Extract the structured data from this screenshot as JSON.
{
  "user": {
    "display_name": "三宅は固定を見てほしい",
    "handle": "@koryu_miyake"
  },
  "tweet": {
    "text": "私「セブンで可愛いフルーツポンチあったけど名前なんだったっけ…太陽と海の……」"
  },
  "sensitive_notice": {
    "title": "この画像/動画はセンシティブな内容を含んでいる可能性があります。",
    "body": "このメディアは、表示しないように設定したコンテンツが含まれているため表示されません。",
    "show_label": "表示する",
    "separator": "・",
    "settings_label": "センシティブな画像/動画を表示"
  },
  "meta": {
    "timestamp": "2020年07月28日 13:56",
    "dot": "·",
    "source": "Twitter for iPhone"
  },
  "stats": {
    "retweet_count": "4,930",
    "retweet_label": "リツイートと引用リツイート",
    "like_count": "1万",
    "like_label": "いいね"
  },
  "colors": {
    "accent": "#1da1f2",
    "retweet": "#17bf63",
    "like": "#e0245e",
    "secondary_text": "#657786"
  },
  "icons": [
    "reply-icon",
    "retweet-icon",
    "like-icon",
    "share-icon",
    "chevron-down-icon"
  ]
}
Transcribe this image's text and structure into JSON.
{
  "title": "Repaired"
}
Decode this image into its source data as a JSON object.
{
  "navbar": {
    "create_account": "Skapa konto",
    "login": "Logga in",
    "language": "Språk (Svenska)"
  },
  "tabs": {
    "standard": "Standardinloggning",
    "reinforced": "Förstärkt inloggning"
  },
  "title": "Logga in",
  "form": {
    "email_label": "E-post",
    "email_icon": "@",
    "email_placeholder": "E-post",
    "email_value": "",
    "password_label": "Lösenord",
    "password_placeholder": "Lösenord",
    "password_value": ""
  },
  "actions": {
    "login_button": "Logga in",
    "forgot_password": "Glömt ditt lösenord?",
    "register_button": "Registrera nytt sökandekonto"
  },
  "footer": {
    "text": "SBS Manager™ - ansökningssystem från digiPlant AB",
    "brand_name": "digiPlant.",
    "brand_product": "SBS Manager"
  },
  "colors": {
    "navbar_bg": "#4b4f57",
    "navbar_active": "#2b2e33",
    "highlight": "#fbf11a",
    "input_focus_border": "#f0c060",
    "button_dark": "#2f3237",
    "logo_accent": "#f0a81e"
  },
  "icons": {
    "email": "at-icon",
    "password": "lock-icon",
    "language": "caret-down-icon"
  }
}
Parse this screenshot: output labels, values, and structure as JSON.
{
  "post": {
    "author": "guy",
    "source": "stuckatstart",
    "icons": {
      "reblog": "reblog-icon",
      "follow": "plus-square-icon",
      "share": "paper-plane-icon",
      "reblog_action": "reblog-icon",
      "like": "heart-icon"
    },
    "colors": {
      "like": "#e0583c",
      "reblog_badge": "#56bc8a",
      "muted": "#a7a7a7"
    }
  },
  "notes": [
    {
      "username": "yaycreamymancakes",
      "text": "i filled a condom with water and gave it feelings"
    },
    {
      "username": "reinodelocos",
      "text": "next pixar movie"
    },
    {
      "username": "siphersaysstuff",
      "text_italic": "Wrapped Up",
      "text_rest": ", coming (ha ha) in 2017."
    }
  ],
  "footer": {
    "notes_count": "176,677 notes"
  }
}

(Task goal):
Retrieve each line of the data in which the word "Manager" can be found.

(Task response):
    "text": "SBS Manager™ - ansökningssystem från digiPlant AB",
    "brand_product": "SBS Manager"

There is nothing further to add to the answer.